Motivation Goal Setting

The act of deciding upon and setting a goal is a big step toward making a change in your life. A firm decision to set a goal can be very motivating.

However, the initial surge of motivation that comes from setting goals quickly wanes in the face of the nitty-gritty details of accomplishing them. Fortunately, certain approaches to goal setting may help you keep your motivation high all the way to the finish-line.

S.M.A.R.T Goals

Strategic planning expert George T. Doran first coined the term “S.M.A.R.T Goals” in 1981. Since then, the acronym has been widely used to help people achieve their goals. The theory encourages setting goals that are:

  • Specific: Instead of aiming to lose weight, consider setting a goal to lose 15 pounds through exercise and diet. Instead of trying to publish a short story, set a goal to write 1,000 great words and submit it to three literary magazines. Vague goals tend not to be very motivating, whereas specific goals conjure concrete images in your mind that will keep you focused.
  • Measurable: How will you measure your success? Sure, lost weight will be noticeable and your published story obvious, but what about progress toward your goal? Breaking goals down into smaller steps increases their measurability. For instance, after setting a goal to lose one pound per week, the weekly act of measuring your weight loss can reveal that you are in fact progressing toward your goal. Setting a goal to write 500 words of your story per week, then using your word processor’s word count tool to see your progress will be motivating in itself.
  • Attainable: Should you try to publish your first short story in The New Yorker? Should you try to reduce your body fat percentage to 1 percent? Probably not. While you may eventually be published in highly regarded magazines or become supremely trim, these things take time and practice and will likely not be accomplished on your first try. Set your sights a little lower to avoid discouraging yourself with overly lofty goals.
  • Reachable: The idea of reachable goals is very similar to the idea of attainable goals. Make sure the goals you set are do-able. Is it even possible for a human being to have only one percent body fat? Nope. So don’t try. Another way to make goals seem more reachable is to break them into smaller steps. The amount of weight you need to lose may be overwhelming and seem unreachable, but not if you focus on losing a small amount per week.
  • Timely: To stay motivated after setting goals, you need to taste success along the way. Again, breaking larger goals into bite-sized pieces is a great way to make them timely. If you set a goal to lose 30 pounds, it might take you five months to do it. That time can seem very far away and make you feel like you shouldn’t even bother. However, you can easily lose two pounds per week, so make that your goal. Each tiny success will renew your motivation to continue your weight loss program.
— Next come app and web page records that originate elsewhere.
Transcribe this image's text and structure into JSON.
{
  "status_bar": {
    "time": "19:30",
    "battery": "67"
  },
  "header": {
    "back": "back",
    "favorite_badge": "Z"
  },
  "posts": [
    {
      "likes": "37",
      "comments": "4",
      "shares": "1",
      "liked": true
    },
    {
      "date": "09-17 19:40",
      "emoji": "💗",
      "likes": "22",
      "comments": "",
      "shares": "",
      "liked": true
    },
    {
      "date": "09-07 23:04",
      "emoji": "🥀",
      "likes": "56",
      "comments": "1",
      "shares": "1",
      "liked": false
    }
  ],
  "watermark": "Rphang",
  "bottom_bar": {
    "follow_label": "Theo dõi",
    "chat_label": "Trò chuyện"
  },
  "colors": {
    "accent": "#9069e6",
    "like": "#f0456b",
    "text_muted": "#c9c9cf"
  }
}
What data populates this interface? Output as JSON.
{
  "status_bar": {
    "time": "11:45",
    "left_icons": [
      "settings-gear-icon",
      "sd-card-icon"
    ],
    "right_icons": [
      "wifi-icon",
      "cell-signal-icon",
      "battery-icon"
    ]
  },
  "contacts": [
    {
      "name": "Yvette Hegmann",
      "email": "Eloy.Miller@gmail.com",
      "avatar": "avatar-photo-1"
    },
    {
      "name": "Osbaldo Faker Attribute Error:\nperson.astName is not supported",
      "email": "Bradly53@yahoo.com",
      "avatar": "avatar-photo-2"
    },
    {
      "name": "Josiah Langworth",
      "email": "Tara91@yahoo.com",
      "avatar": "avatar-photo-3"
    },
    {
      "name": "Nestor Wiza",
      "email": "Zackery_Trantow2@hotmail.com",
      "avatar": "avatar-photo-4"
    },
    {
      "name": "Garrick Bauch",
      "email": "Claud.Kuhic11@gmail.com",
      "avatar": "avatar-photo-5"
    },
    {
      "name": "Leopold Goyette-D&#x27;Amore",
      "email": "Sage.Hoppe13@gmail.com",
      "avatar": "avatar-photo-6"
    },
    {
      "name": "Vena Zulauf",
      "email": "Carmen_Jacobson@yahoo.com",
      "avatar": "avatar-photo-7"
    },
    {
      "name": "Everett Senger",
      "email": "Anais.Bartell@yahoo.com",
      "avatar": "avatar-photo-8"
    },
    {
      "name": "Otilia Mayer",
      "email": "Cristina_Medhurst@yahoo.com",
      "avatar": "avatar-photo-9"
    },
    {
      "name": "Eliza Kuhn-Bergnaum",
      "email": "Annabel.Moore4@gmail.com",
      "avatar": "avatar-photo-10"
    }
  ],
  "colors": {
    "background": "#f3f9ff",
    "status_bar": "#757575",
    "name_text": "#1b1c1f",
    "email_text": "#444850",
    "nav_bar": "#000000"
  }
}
Following these approaches to goal setting will help you accomplish things you may have thought yourself incapable of accomplishing. Remember to set deadlines and to reward yourself for small successes along the way. In the quest to stay motivated, every little bit helps.

Resources

Wright State University. Motivating others through goals and rewards. Retrieved September 27, 2010 from http://www.wright.edu/~scott.williams/LeaderLetter/motivating.htm.

Goal Setting Guide Web site. SMART goal setting: A surefire way to achieve your goals. Retrieved September 27, 2010 from http://www.goal-setting-guide.com/goal-setting-tutorials/smart-goal-setting.